Asian shares fell and Wall Street was poised to retreat from record highs on Tuesday after the news.South Korean President Moon Jae-in said the economy was in an emergency situation and required stimulus as the epidemic had disrupted demand for South Korean goods.Singapore announced a US$4.5-billion financial package to help contain the outbreak in the city-state and weather its economic impact.In Hong Kong, leader Carrie Lam said the government would increase handouts to tackle the outbreak to HK$28 billion ($3.60 billion) from HK$25 billion, as it strives to ease the impact on the Chinese-ruled city’s protest-battered economy.Singapore Airlines Ltd said it would temporarily cut flights in the three months to May, as the epidemic hits demand for services touching and transiting the key travel hub.As global businesses sought to limit exposure to the virus, health authorities around the world searched for medical weapons.The president of the European Union Chamber of Commerce in China, Joerg Wuttke, said the world’s pharmacies may face a shortage of antibiotics and other drugs if the outbreak cannot be resolved soon, and accused Beijing of making supply-chain problems worse.Japan announced plans to use HIV drugs to combat the virus as a growing number of cases posed an increasing threat to the world’s third-largest economy, as well as public health.

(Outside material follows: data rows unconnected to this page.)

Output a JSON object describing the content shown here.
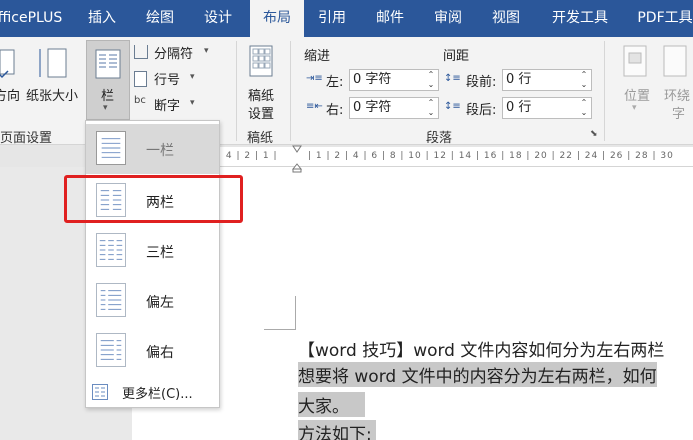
{
  "tabs": [
    "fficePLUS",
    "插入",
    "绘图",
    "设计",
    "布局",
    "引用",
    "邮件",
    "审阅",
    "视图",
    "开发工具",
    "PDF工具"
  ],
  "active_tab": "布局",
  "ribbon": {
    "page_setup": {
      "direction_label": "方向",
      "paper_size_label": "纸张大小",
      "columns_label": "栏",
      "separator_label": "分隔符",
      "line_numbers_label": "行号",
      "hyphenation_label": "断字",
      "group_label": "页面设置"
    },
    "draft": {
      "button_label_1": "稿纸",
      "button_label_2": "设置",
      "group_label": "稿纸"
    },
    "paragraph": {
      "indent_label": "缩进",
      "spacing_label": "间距",
      "left_label": "左:",
      "left_value": "0 字符",
      "right_label": "右:",
      "right_value": "0 字符",
      "before_label": "段前:",
      "before_value": "0 行",
      "after_label": "段后:",
      "after_value": "0 行",
      "group_label": "段落"
    },
    "arrange": {
      "position_label": "位置",
      "wrap_label": "环绕",
      "wrap_sub": "字"
    }
  },
  "columns_menu": {
    "items": [
      "一栏",
      "两栏",
      "三栏",
      "偏左",
      "偏右"
    ],
    "selected": "一栏",
    "more": "更多栏(C)..."
  },
  "ruler": {
    "left_nums": "| 4 | 2 | 1 |",
    "nums": "| 1 | 2 | 4 | 6 | 8 | 10 | 12 | 14 | 16 | 18 | 20 | 22 | 24 | 26 | 28 | 30"
  },
  "document": {
    "line1": "【word 技巧】word 文件内容如何分为左右两栏",
    "line2": "想要将 word 文件中的内容分为左右两栏，如何",
    "line3": "大家。",
    "line4": "方法如下:"
  },
  "colors": {
    "accent": "#2b579a",
    "highlight_box": "#e02020"
  }
}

With 520, Japan has the most cases outside China.With Japan’s economy contracting, raising the risk of a recession, the spread of the virus has prompted Tokyo to put limits on public crowds while some companies are telling employees to work from home.The number of new daily infections in mainland China had not been below 2,000 since Jan. 30, while the daily death toll had not fallen below 100 since Feb. 11.Outside China, there are 827 cases in 26 countries and regions and five deaths, according to a Reuters count based on official statements.Chinese authorities say the stabilization in the number of new cases is a sign that measures they have taken to halt the spread of the disease are having an effect.Global health authorities had to keep on guard against a wider outbreak, said Jimmy Whitworth, a professor of international public health at the London School of Hygiene and Tropical Medicine.”We can hope that the reports of falling numbers of new cases in China do show that the epidemic has peaked in Hubei province, but it is still too early to be sure,” he said, referring to the central province where the outbreak began.World Health Organization Director-General Tedros Adhanom Ghebreyesus said Chinese data “appear to show a decline in new cases” but any apparent trend “must be interpreted very cautiously”.Topics : The head of a leading hospital in China’s central city of Wuhan, the epicenter of the coronavirus outbreak, died of the disease on Tuesday as Apple Inc warned its sales would suffer because of the epidemic, casting a chill on global stock markets.Chinese state television said Liu Zhiming, the director of Wuhan Wuchang Hospital, died at 10:30 a.m, the seventh health worker to fall victim. The hospital was designated to solely treat virus-infected patients.The number of new coronavirus cases in mainland China fell below 2,000 for the first time since January but the virus remains far from contained. The total death toll in China has climbed to 1,868, the National Health Commission said. There were 1,886 new confirmed infections, for a total of 72,436.China’s lockdown of cities and tough curbs on travel and movement have limited the spread of the virus outside the epicenter, but at great cost to the economy and global business.More than two dozen trade fairs and industry conferences have been postponed because of travel curbs and concerns about the spread of the virus, potentially disrupting deals worth billions of dollars.Apple became the latest company to warn of trouble, saying it would not meet its guidance for March-quarter revenue because of slower iPhone production and weaker demand in China.